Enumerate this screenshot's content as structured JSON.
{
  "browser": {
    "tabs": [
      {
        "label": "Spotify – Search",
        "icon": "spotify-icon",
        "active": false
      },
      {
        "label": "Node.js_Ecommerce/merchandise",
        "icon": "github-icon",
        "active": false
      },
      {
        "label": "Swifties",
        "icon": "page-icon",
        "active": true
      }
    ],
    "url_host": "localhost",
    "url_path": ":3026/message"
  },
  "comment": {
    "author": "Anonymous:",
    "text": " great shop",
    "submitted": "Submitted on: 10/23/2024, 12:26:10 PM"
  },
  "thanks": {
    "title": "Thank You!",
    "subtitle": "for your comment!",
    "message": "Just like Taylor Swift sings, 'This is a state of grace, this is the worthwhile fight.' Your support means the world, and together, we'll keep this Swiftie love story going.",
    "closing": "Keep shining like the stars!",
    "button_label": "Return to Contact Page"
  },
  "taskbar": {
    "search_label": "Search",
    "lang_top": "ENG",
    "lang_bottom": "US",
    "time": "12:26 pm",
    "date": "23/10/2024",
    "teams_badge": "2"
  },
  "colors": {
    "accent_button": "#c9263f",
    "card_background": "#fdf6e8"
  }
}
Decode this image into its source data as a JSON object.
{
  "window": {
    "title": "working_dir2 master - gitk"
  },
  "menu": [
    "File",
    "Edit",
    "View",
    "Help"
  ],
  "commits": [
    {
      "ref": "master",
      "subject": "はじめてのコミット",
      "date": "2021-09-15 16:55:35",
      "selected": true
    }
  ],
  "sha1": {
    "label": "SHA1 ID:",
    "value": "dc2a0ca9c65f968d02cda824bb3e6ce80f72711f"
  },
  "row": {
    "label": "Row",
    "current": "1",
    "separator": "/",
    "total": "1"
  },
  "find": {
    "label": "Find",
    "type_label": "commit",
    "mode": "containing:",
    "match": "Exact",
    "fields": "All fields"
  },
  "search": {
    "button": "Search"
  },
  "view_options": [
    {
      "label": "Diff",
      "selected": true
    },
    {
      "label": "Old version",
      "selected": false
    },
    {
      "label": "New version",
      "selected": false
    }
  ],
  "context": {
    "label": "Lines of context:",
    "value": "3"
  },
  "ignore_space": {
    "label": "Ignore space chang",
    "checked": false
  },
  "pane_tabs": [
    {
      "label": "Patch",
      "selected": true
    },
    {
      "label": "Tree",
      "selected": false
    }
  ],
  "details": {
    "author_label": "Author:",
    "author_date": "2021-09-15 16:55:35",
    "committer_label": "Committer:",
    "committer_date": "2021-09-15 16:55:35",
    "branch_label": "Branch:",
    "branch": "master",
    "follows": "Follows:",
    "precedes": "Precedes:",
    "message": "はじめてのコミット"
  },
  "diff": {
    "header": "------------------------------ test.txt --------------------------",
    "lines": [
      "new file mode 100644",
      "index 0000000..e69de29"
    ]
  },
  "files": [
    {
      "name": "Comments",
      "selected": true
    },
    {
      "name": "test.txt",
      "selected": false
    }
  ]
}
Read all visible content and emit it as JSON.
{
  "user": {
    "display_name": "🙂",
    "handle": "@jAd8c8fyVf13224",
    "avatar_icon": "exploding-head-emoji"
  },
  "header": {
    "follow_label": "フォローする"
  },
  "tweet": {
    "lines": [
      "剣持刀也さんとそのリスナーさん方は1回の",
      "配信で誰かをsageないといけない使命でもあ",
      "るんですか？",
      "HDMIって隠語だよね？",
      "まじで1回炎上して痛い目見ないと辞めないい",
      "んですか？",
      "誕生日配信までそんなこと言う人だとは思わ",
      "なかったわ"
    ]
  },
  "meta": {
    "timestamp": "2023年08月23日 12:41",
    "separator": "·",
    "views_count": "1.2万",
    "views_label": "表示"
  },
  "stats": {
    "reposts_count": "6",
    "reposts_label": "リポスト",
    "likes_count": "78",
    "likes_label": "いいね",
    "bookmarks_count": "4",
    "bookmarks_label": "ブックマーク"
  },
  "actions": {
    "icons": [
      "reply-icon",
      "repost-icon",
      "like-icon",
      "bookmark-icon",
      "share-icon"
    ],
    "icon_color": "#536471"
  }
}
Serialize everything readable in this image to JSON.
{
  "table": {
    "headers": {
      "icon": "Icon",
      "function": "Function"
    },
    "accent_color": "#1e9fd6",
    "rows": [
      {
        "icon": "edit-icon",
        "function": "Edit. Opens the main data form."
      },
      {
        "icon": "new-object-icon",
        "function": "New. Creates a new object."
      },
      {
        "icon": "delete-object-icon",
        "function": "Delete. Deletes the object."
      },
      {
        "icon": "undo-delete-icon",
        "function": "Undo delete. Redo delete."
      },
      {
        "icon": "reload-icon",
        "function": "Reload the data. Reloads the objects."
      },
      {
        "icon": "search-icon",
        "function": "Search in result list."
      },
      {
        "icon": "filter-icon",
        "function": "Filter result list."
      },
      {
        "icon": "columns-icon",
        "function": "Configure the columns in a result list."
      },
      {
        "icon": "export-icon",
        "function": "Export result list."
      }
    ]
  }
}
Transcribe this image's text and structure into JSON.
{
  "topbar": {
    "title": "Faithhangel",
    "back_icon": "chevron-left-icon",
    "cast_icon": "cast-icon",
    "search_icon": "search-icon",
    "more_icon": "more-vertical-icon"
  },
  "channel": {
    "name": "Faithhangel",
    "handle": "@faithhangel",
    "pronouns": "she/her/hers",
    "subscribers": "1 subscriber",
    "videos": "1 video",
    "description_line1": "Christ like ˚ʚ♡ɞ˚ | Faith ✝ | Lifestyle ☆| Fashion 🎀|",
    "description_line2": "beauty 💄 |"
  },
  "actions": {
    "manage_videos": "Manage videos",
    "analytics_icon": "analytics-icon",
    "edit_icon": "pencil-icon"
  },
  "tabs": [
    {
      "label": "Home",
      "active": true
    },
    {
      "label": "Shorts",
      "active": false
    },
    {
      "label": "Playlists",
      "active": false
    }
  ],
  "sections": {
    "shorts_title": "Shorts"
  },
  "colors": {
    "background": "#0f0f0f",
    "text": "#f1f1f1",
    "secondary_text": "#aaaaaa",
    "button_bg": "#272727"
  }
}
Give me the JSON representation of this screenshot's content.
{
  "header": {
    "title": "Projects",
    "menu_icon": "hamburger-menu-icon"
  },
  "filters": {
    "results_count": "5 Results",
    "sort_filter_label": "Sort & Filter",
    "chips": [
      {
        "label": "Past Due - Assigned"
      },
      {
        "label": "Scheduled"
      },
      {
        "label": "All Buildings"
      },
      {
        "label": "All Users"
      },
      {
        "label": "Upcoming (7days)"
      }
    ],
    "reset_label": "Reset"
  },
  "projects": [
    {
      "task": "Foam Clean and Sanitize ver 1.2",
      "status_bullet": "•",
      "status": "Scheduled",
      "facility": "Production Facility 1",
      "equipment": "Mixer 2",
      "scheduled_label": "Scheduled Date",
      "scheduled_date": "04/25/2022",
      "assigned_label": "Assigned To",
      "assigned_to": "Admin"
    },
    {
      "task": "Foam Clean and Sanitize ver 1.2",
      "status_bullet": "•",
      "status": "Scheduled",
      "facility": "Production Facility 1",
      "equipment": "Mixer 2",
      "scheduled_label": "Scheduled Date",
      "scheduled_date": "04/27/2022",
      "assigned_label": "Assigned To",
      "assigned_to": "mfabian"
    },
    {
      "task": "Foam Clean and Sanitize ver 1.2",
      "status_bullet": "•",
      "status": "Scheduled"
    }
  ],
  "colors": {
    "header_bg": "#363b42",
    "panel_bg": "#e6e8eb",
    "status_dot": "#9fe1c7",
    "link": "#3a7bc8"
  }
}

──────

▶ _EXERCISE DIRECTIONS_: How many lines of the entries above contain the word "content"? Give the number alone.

▶ _REPLY TO THE EXERCISE_: 3